The entries that follow need to be reproduced exactly, minus any images.

• [Records for the task]:
╭──
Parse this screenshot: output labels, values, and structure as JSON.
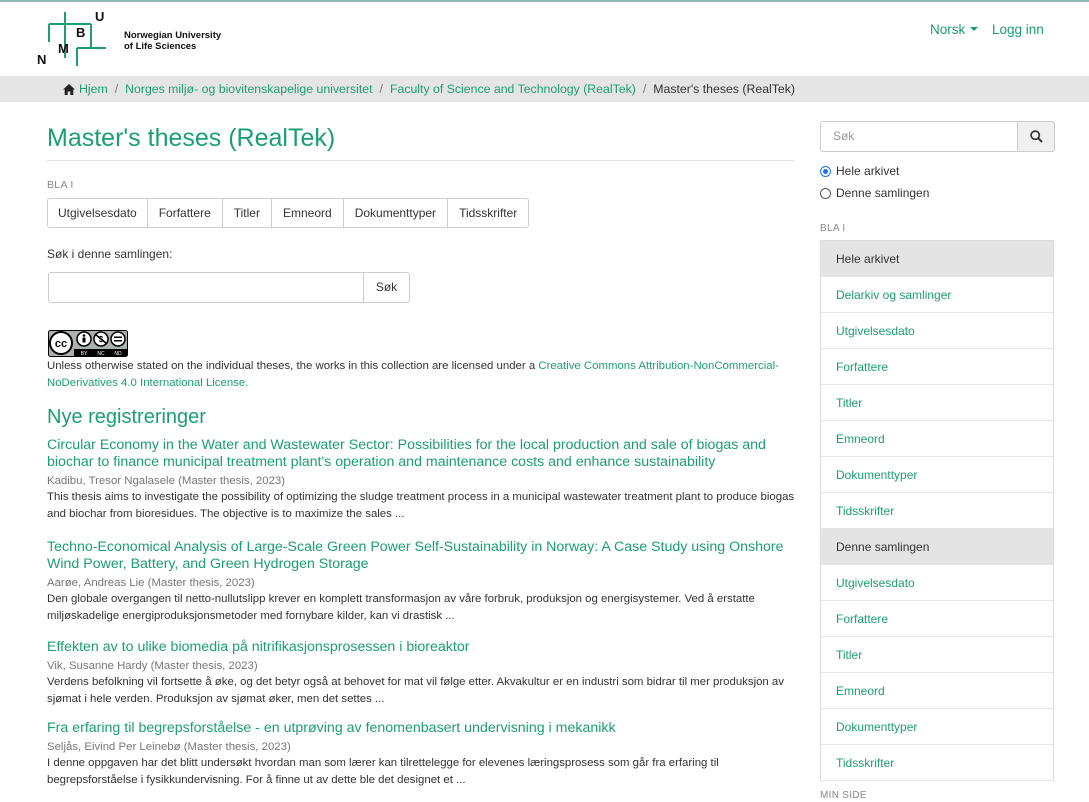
{
  "header": {
    "logo_letters": {
      "n": "N",
      "m": "M",
      "b": "B",
      "u": "U"
    },
    "logo_text_line1": "Norwegian University",
    "logo_text_line2": "of Life Sciences",
    "language_label": "Norsk",
    "login_label": "Logg inn"
  },
  "breadcrumb": {
    "items": [
      "Hjem",
      "Norges miljø- og biovitenskapelige universitet",
      "Faculty of Science and Technology (RealTek)"
    ],
    "current": "Master's theses (RealTek)",
    "separator": "/"
  },
  "main": {
    "title": "Master's theses (RealTek)",
    "browse_label": "BLA I",
    "browse_buttons": [
      "Utgivelsesdato",
      "Forfattere",
      "Titler",
      "Emneord",
      "Dokumenttyper",
      "Tidsskrifter"
    ],
    "search_label": "Søk i denne samlingen:",
    "search_value": "",
    "search_button": "Søk",
    "cc_badge_text": {
      "top": "BY",
      "nc": "NC",
      "nd": "ND"
    },
    "license_prefix": "Unless otherwise stated on the individual theses, the works in this collection are licensed under a ",
    "license_link": "Creative Commons Attribution-NonCommercial-NoDerivatives 4.0 International License.",
    "new_heading": "Nye registreringer",
    "items": [
      {
        "title": "Circular Economy in the Water and Wastewater Sector: Possibilities for the local production and sale of biogas and biochar to finance municipal treatment plant's operation and maintenance costs and enhance sustainability",
        "meta": "Kadibu, Tresor Ngalasele (Master thesis, 2023)",
        "abstract": "This thesis aims to investigate the possibility of optimizing the sludge treatment process in a municipal wastewater treatment plant to produce biogas and biochar from bioresidues. The objective is to maximize the sales ..."
      },
      {
        "title": "Techno-Economical Analysis of Large-Scale Green Power Self-Sustainability in Norway: A Case Study using Onshore Wind Power, Battery, and Green Hydrogen Storage",
        "meta": "Aarøe, Andreas Lie (Master thesis, 2023)",
        "abstract": "Den globale overgangen til netto-nullutslipp krever en komplett transformasjon av våre forbruk, produksjon og energisystemer. Ved å erstatte miljøskadelige energiproduksjonsmetoder med fornybare kilder, kan vi drastisk ..."
      },
      {
        "title": "Effekten av to ulike biomedia på nitrifikasjonsprosessen i bioreaktor",
        "meta": "Vik, Susanne Hardy (Master thesis, 2023)",
        "abstract": "Verdens befolkning vil fortsette å øke, og det betyr også at behovet for mat vil følge etter. Akvakultur er en industri som bidrar til mer produksjon av sjømat i hele verden. Produksjon av sjømat øker, men det settes ..."
      },
      {
        "title": "Fra erfaring til begrepsforståelse - en utprøving av fenomenbasert undervisning i mekanikk",
        "meta": "Seljås, Eivind Per Leinebø (Master thesis, 2023)",
        "abstract": "I denne oppgaven har det blitt undersøkt hvordan man som lærer kan tilrettelegge for elevenes læringsprosess som går fra erfaring til begrepsforståelse i fysikkundervisning. For å finne ut av dette ble det designet et ..."
      }
    ]
  },
  "sidebar": {
    "search_placeholder": "Søk",
    "radio_all": "Hele arkivet",
    "radio_collection": "Denne samlingen",
    "browse_label": "BLA I",
    "group_all": "Hele arkivet",
    "group_all_items": [
      "Delarkiv og samlinger",
      "Utgivelsesdato",
      "Forfattere",
      "Titler",
      "Emneord",
      "Dokumenttyper",
      "Tidsskrifter"
    ],
    "group_collection": "Denne samlingen",
    "group_collection_items": [
      "Utgivelsesdato",
      "Forfattere",
      "Titler",
      "Emneord",
      "Dokumenttyper",
      "Tidsskrifter"
    ],
    "more_label": "MIN SIDE"
  },
  "colors": {
    "accent": "#1c9e74",
    "breadcrumb_bg": "#e5e5e5",
    "sidebar_head_bg": "#e4e4e4"
  },
  "icons": {
    "home": "home-icon",
    "search": "search-icon",
    "caret": "caret-down-icon"
  }
}
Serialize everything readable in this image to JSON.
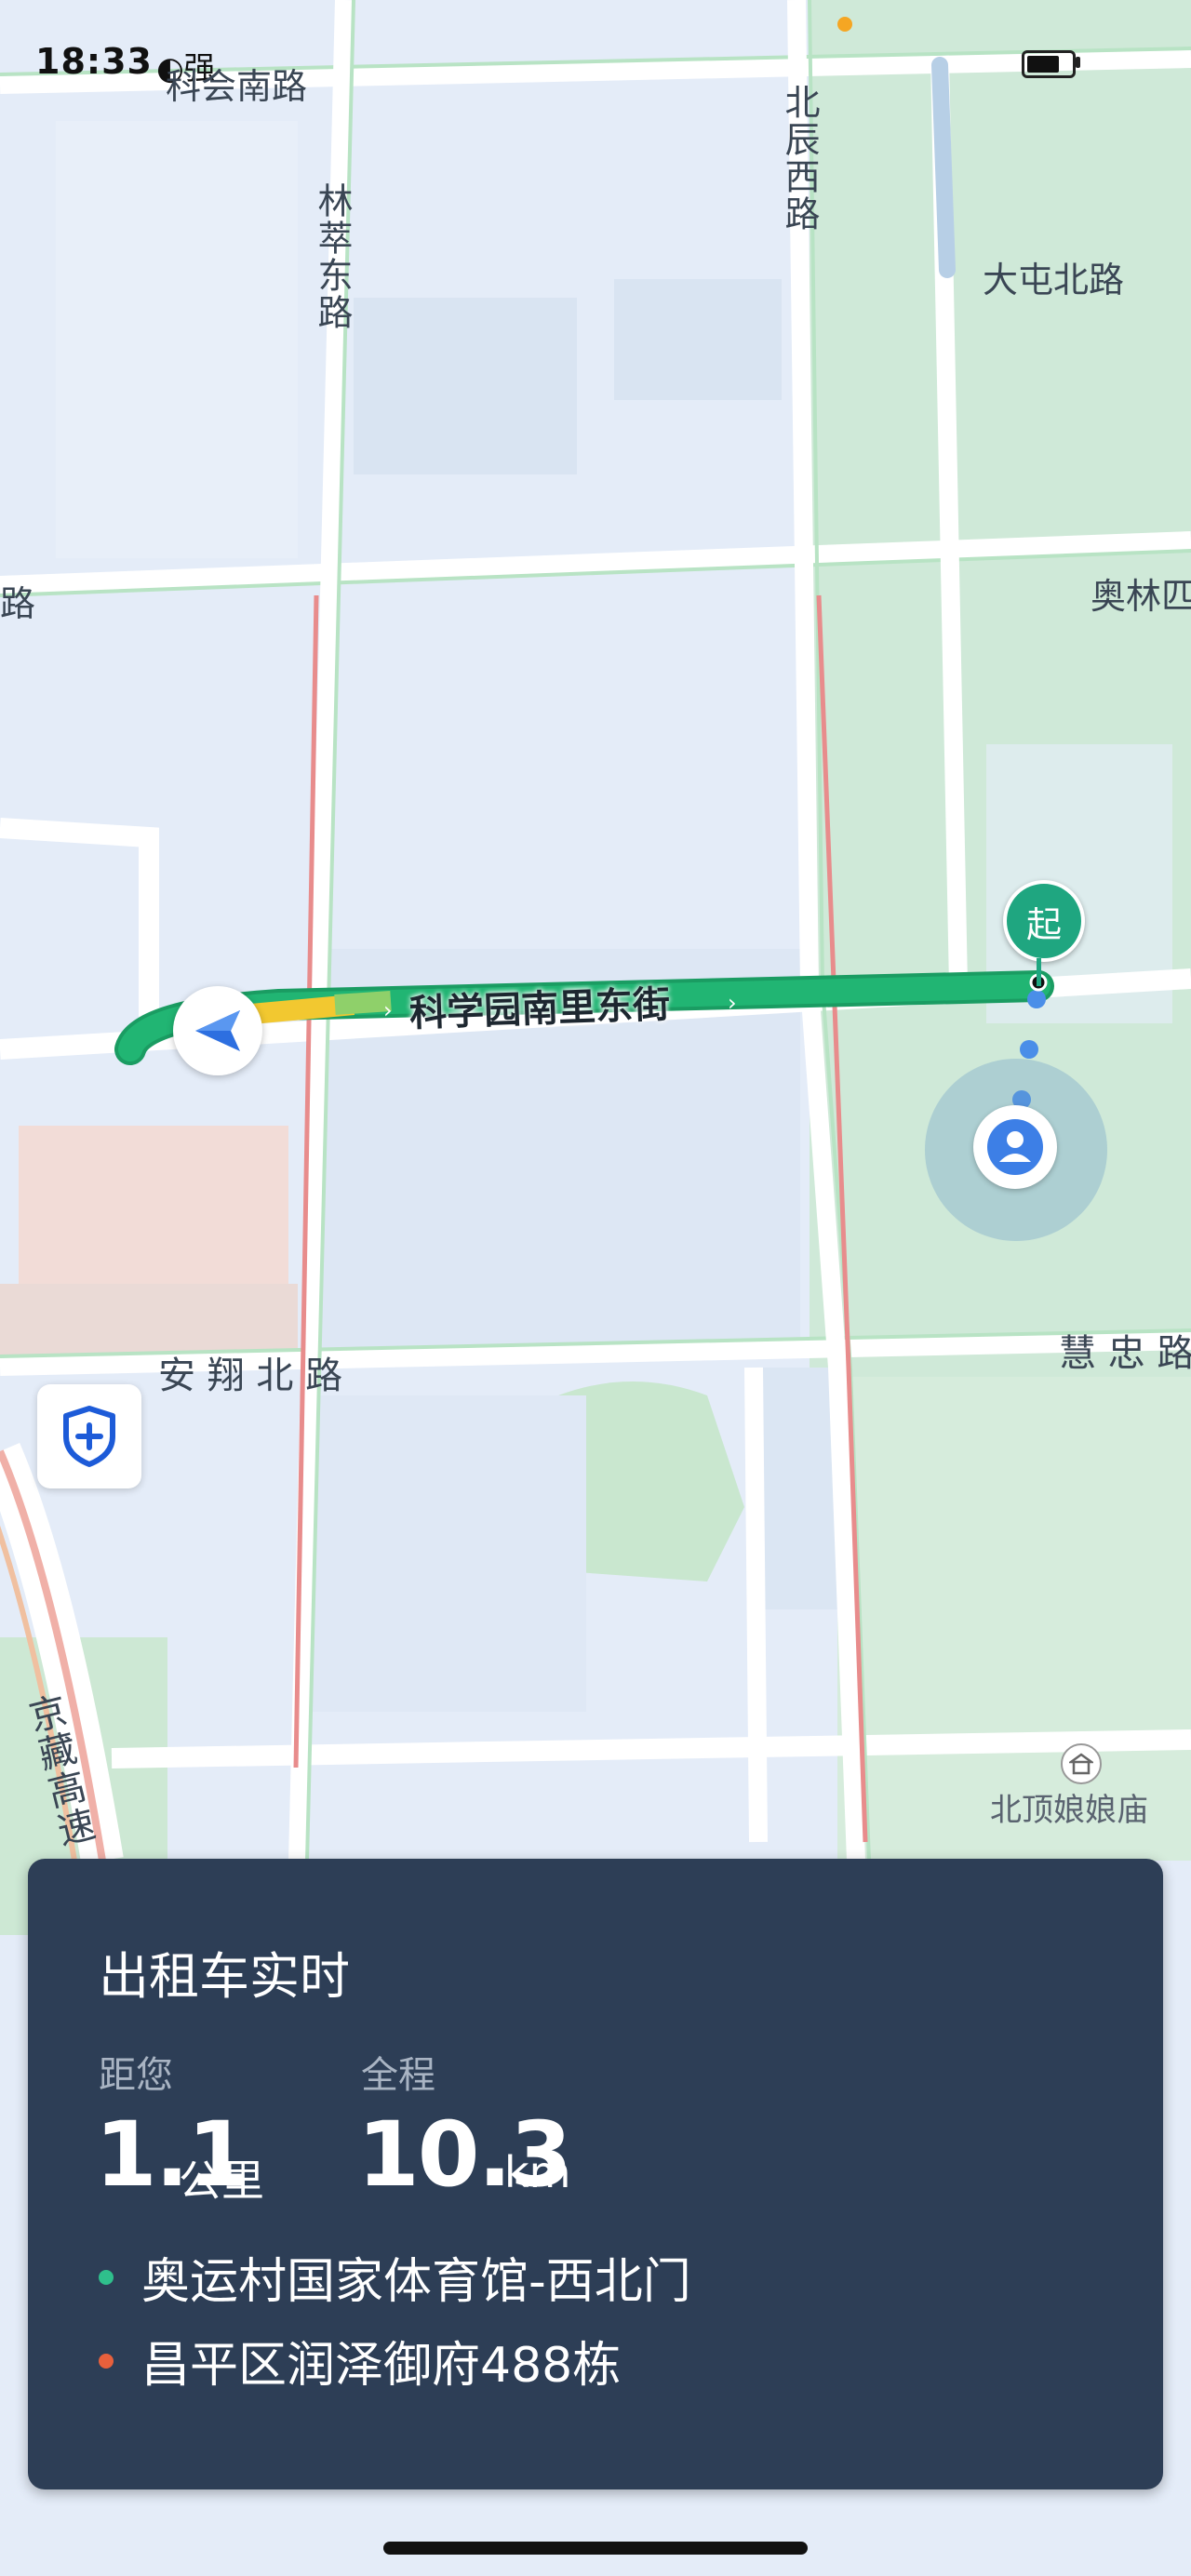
{
  "status_bar": {
    "time": "18:33",
    "signal_text": "强",
    "battery": "battery"
  },
  "map": {
    "roads": {
      "kehui_nan": "科会南路",
      "lincui_dong": "林萃东路",
      "beichen_xi": "北辰西路",
      "datun_bei": "大屯北路",
      "aolin": "奥林匹",
      "left_lu": "路",
      "anxiang_bei": "安 翔 北 路",
      "huizhong": "慧 忠 路",
      "jingzang": "京藏高速"
    },
    "route_street": "科学园南里东街",
    "start_marker": "起",
    "poi": {
      "name": "北顶娘娘庙",
      "icon": "temple-icon"
    }
  },
  "card": {
    "title": "出租车实时",
    "distance_to_you": {
      "label": "距您",
      "value": "1.1",
      "unit": "公里"
    },
    "total": {
      "label": "全程",
      "value": "10.3",
      "unit": "km"
    },
    "pickup": "奥运村国家体育馆-西北门",
    "dropoff": "昌平区润泽御府488栋",
    "colors": {
      "pickup_dot": "#2fbf8c",
      "dropoff_dot": "#e8603c",
      "route": "#21b573",
      "card_bg": "#2d3e56"
    }
  }
}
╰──
• [Answer to this task]:
Parse this screenshot: output labels, values, and structure as JSON.
{
  "header": {
    "logo_letters": {
      "n": "N",
      "m": "M",
      "b": "B",
      "u": "U"
    },
    "logo_text_line1": "Norwegian University",
    "logo_text_line2": "of Life Sciences",
    "language_label": "Norsk",
    "login_label": "Logg inn"
  },
  "breadcrumb": {
    "items": [
      "Hjem",
      "Norges miljø- og biovitenskapelige universitet",
      "Faculty of Science and Technology (RealTek)"
    ],
    "current": "Master's theses (RealTek)",
    "separator": "/"
  },
  "main": {
    "title": "Master's theses (RealTek)",
    "browse_label": "BLA I",
    "browse_buttons": [
      "Utgivelsesdato",
      "Forfattere",
      "Titler",
      "Emneord",
      "Dokumenttyper",
      "Tidsskrifter"
    ],
    "search_label": "Søk i denne samlingen:",
    "search_value": "",
    "search_button": "Søk",
    "cc_badge_text": {
      "top": "BY",
      "nc": "NC",
      "nd": "ND"
    },
    "license_prefix": "Unless otherwise stated on the individual theses, the works in this collection are licensed under a ",
    "license_link": "Creative Commons Attribution-NonCommercial-NoDerivatives 4.0 International License.",
    "new_heading": "Nye registreringer",
    "items": [
      {
        "title": "Circular Economy in the Water and Wastewater Sector: Possibilities for the local production and sale of biogas and biochar to finance municipal treatment plant's operation and maintenance costs and enhance sustainability",
        "meta": "Kadibu, Tresor Ngalasele (Master thesis, 2023)",
        "abstract": "This thesis aims to investigate the possibility of optimizing the sludge treatment process in a municipal wastewater treatment plant to produce biogas and biochar from bioresidues. The objective is to maximize the sales ..."
      },
      {
        "title": "Techno-Economical Analysis of Large-Scale Green Power Self-Sustainability in Norway: A Case Study using Onshore Wind Power, Battery, and Green Hydrogen Storage",
        "meta": "Aarøe, Andreas Lie (Master thesis, 2023)",
        "abstract": "Den globale overgangen til netto-nullutslipp krever en komplett transformasjon av våre forbruk, produksjon og energisystemer. Ved å erstatte miljøskadelige energiproduksjonsmetoder med fornybare kilder, kan vi drastisk ..."
      },
      {
        "title": "Effekten av to ulike biomedia på nitrifikasjonsprosessen i bioreaktor",
        "meta": "Vik, Susanne Hardy (Master thesis, 2023)",
        "abstract": "Verdens befolkning vil fortsette å øke, og det betyr også at behovet for mat vil følge etter. Akvakultur er en industri som bidrar til mer produksjon av sjømat i hele verden. Produksjon av sjømat øker, men det settes ..."
      },
      {
        "title": "Fra erfaring til begrepsforståelse - en utprøving av fenomenbasert undervisning i mekanikk",
        "meta": "Seljås, Eivind Per Leinebø (Master thesis, 2023)",
        "abstract": "I denne oppgaven har det blitt undersøkt hvordan man som lærer kan tilrettelegge for elevenes læringsprosess som går fra erfaring til begrepsforståelse i fysikkundervisning. For å finne ut av dette ble det designet et ..."
      }
    ]
  },
  "sidebar": {
    "search_placeholder": "Søk",
    "radio_all": "Hele arkivet",
    "radio_collection": "Denne samlingen",
    "browse_label": "BLA I",
    "group_all": "Hele arkivet",
    "group_all_items": [
      "Delarkiv og samlinger",
      "Utgivelsesdato",
      "Forfattere",
      "Titler",
      "Emneord",
      "Dokumenttyper",
      "Tidsskrifter"
    ],
    "group_collection": "Denne samlingen",
    "group_collection_items": [
      "Utgivelsesdato",
      "Forfattere",
      "Titler",
      "Emneord",
      "Dokumenttyper",
      "Tidsskrifter"
    ],
    "more_label": "MIN SIDE"
  },
  "colors": {
    "accent": "#1c9e74",
    "breadcrumb_bg": "#e5e5e5",
    "sidebar_head_bg": "#e4e4e4"
  },
  "icons": {
    "home": "home-icon",
    "search": "search-icon",
    "caret": "caret-down-icon"
  }
}
Serialize everything readable in this image to JSON.
{
  "status_bar": {
    "time": "18:33",
    "signal_text": "强",
    "battery": "battery"
  },
  "map": {
    "roads": {
      "kehui_nan": "科会南路",
      "lincui_dong": "林萃东路",
      "beichen_xi": "北辰西路",
      "datun_bei": "大屯北路",
      "aolin": "奥林匹",
      "left_lu": "路",
      "anxiang_bei": "安 翔 北 路",
      "huizhong": "慧 忠 路",
      "jingzang": "京藏高速"
    },
    "route_street": "科学园南里东街",
    "start_marker": "起",
    "poi": {
      "name": "北顶娘娘庙",
      "icon": "temple-icon"
    }
  },
  "card": {
    "title": "出租车实时",
    "distance_to_you": {
      "label": "距您",
      "value": "1.1",
      "unit": "公里"
    },
    "total": {
      "label": "全程",
      "value": "10.3",
      "unit": "km"
    },
    "pickup": "奥运村国家体育馆-西北门",
    "dropoff": "昌平区润泽御府488栋",
    "colors": {
      "pickup_dot": "#2fbf8c",
      "dropoff_dot": "#e8603c",
      "route": "#21b573",
      "card_bg": "#2d3e56"
    }
  }
}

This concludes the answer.